"Moving the goal posts" is the only term I have yet understood.
Incidentally, the expression "to punt" also has a meaning in Rugby football (rugger) as I recall from the days when I was forced to play the game.
Rugby balls are oval, (as are, I believe, American footballs). They cannot thus be rolled and and kicked with any accuracy. To punt the ball means to drop and, just before it reaches the ground, to kick it.
Of course, since I couldn't then, and cannot now, kick, throw or otherwise project any ball, of any size, shape or type, in any direction that might approxiamte to that in which I wanted it to go, the whole concept is quite academic so far as I am concerned.
Again, does moving the goal posts really come from the American version of football?
Monday morning quarterback - a secondguesser; one who criticizes or passes judgment from a position of hindsight.
In this thread we touched on soccer, rugby and football. Here is a comic from Sunday's paper that brings it all together:
As I continue through Bill Bryson's book Made in America (1994), I find him claiming that although "football has spawned a vast internal vocabulary ... surprisingly few football terms have entered mainstream English." Bryson offers only four - none of which duplicate what we've seen here. So its fascinating to see so many more here.
Here are the further terms that Bryson's notes, and their definitions:
blindside: as a verb: To catch or take unawares, especially with harmful or detrimental results: "The recent recession, with its wave of corporate cost-cutting, blind-sided many lawyers" (Aric Press)
cheap shot: An unfair or unsporting verbal attack that takes unfair advantage of a known weakness of the target
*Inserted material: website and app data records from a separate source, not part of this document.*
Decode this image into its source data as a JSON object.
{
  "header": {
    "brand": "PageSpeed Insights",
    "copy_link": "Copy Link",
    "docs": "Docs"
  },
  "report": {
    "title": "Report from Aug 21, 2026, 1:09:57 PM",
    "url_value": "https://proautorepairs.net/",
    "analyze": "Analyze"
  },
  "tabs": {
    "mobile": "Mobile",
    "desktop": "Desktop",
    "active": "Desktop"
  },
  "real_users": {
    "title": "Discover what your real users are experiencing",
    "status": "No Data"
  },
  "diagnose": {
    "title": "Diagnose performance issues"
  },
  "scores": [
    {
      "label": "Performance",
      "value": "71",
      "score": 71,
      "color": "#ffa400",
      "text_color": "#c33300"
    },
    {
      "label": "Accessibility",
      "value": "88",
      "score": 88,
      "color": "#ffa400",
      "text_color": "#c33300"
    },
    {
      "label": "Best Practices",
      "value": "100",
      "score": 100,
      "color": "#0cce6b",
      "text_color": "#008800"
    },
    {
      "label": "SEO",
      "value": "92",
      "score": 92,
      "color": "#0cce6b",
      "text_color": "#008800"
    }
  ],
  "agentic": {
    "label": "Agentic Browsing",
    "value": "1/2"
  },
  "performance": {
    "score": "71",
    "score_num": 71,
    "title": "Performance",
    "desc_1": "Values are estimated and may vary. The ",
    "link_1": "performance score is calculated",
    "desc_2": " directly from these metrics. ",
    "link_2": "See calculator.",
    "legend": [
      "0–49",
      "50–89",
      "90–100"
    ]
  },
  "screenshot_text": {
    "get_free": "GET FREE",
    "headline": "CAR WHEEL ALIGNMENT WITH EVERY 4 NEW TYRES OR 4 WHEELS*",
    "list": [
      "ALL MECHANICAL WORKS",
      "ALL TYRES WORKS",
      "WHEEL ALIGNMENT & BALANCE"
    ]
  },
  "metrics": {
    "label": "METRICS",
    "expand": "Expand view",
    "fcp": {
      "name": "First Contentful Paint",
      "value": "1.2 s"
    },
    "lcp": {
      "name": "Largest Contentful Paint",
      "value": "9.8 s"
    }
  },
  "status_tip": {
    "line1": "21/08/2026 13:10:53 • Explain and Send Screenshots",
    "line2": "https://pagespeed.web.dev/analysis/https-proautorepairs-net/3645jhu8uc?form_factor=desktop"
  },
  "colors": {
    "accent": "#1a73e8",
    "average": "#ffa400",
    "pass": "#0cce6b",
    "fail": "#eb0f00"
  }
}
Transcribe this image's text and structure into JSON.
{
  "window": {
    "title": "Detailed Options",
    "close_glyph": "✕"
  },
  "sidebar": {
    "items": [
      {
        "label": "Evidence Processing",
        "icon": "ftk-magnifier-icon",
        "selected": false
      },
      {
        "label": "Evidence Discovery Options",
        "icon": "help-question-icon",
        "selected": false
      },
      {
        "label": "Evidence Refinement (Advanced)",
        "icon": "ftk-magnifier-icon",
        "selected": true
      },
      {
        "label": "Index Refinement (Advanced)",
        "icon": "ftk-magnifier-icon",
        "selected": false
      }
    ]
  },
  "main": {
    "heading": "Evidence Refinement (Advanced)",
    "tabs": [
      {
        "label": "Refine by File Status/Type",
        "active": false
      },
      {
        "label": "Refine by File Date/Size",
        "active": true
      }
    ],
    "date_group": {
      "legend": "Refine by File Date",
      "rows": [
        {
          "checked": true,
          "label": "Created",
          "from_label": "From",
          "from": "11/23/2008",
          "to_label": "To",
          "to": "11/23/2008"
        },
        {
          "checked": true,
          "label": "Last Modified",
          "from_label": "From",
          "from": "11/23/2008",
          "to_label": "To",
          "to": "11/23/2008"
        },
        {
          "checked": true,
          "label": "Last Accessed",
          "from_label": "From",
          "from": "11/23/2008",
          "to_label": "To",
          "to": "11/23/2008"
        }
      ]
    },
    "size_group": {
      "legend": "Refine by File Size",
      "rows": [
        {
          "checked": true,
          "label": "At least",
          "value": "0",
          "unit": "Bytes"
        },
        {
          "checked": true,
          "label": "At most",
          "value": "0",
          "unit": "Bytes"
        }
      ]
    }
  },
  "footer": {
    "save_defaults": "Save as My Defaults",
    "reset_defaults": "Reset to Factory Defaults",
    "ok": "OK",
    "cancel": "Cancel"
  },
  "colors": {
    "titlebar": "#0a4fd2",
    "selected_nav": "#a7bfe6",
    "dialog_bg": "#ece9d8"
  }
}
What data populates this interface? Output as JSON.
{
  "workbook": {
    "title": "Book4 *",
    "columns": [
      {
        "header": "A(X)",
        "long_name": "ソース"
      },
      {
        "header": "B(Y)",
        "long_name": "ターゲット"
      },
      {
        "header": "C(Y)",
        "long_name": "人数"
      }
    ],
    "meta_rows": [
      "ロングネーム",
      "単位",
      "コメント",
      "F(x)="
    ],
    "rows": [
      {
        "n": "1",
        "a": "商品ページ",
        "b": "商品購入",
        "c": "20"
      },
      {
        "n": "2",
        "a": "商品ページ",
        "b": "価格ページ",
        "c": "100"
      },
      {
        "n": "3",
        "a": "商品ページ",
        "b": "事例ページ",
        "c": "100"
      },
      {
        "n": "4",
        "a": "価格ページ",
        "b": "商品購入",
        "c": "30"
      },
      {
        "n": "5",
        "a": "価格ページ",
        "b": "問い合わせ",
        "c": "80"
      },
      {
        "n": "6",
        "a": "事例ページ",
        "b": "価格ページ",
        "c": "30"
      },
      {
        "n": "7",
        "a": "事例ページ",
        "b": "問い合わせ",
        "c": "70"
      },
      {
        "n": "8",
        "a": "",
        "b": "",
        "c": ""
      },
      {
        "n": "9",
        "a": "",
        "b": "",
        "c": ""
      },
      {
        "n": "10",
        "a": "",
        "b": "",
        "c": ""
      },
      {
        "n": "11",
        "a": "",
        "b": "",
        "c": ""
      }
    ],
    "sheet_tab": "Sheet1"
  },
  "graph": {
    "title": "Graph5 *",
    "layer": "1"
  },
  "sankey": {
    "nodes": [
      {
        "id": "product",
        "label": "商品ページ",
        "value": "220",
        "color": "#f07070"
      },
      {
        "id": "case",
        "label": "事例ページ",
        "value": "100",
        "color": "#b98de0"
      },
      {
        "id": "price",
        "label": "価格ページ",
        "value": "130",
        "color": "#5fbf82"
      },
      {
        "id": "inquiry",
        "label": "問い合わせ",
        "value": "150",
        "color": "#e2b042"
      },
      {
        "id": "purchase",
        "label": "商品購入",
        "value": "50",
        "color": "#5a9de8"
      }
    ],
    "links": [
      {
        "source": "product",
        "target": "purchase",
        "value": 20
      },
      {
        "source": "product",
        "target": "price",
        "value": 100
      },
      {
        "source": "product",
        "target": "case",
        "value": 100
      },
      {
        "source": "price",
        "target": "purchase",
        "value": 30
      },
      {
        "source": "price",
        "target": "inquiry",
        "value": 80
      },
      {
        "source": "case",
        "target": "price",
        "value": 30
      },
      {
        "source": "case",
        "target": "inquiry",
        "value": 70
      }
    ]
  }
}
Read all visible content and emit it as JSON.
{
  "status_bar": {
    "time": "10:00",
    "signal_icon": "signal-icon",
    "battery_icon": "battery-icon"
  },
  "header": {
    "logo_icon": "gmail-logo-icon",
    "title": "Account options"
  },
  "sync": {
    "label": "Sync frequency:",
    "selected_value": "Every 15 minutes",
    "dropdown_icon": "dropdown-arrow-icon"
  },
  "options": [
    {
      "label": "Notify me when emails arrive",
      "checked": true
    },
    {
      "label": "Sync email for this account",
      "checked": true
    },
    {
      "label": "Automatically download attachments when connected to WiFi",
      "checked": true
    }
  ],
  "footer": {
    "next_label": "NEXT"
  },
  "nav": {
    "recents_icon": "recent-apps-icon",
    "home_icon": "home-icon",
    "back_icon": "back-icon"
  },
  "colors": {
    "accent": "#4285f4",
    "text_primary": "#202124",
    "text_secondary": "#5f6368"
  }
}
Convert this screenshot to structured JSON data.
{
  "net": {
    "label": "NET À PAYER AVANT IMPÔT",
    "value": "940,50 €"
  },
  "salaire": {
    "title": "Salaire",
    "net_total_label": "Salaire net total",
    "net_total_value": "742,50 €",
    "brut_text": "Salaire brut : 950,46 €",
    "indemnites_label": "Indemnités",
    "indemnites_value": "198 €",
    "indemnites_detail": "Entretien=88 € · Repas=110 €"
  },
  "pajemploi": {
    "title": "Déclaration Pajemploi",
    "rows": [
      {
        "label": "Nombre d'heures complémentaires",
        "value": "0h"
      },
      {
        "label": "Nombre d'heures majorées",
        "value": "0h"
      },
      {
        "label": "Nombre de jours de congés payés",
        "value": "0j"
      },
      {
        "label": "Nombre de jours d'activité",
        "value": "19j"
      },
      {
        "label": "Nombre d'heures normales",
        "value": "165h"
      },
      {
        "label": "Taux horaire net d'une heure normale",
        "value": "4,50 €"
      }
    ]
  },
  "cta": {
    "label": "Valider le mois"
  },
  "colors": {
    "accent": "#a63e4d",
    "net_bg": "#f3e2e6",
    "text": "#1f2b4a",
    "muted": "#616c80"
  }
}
game plan: A strategy for achieving an objective
jock: An athlete. (etymology, per Bryson: from jockstrap, which in turn traces back to 16th century English slang jock = penis)
It was in this thread where we identified the first error in the OED, and we've discussed others since.
I am not sure that you'd call this an error per se, but it seems to be an intentional (at least according to Nathan Bierma, author of "On Language" in the Chicago Tribune and Anatoly Liberman, professor of medieval literature and linguistics at the University of Minnesota and author of "Word Origins and How We Know Them: Etymology for Everyone.")
Rebecca Solnit has a new volume of essays that explore the theme of getting lost and, more broadly, abandoning certainty: "A Field Guide to Getting Lost." She has been praised for the book, and especially for her incorporation of the etymology of the word "lost." "The word `lost,'" Solnit says, "comes from the Old Norse `los,' meaning the disbanding of an army, and this origin suggests soldiers falling out of formation to go home, a truce with the wide world. I worry now that many people never disband their armies, never go beyond what they know."
Yet, Bierma and Liberman disagree on this etymology, though they theorize that it came from the "obtuse" discussion in the OED. Bierma says, "It says the verb 'lose' (of which 'lost' is a participle) came from the Old English 'losian,' the verb form of the Old English noun 'los,' which meant 'destruction.' Then the OED fudges a bit. It says this Old English word 'corresponds' to the Old Norse word 'los,' which meant 'breaking up of the ranks of an army.'"
Bierma and Liberman say the OED's whole case hinges on this word "corresponds." Liberman says that's a coy way of hiding one's ignorance. They say that while both Old Norse and the Old English words were dervived from the same root, neither borrowed from the other.
Apparently the English word "los" disappeared from texts until the 14th century. Liberman says this makes us wonder whether the 14th century entry were a continuation of the ancient word or a new coincidental formation. He says that no one, including the OED, knows that answer. Both words are "distant relatives," they say (from "leu" in the ancient language of Indo-European), but the English word has nothing to do with 'disbanding of armies.' And our "lost" comes from the English word, not the Norse one.
Again...not a real error, but an interesting take on the OED's attempt to equate "lost" with the Old Norse etymology. I wonder if there are other linguists who disagree with Bierma and Liberman.This message has been edited. Last edited by: Kalleh,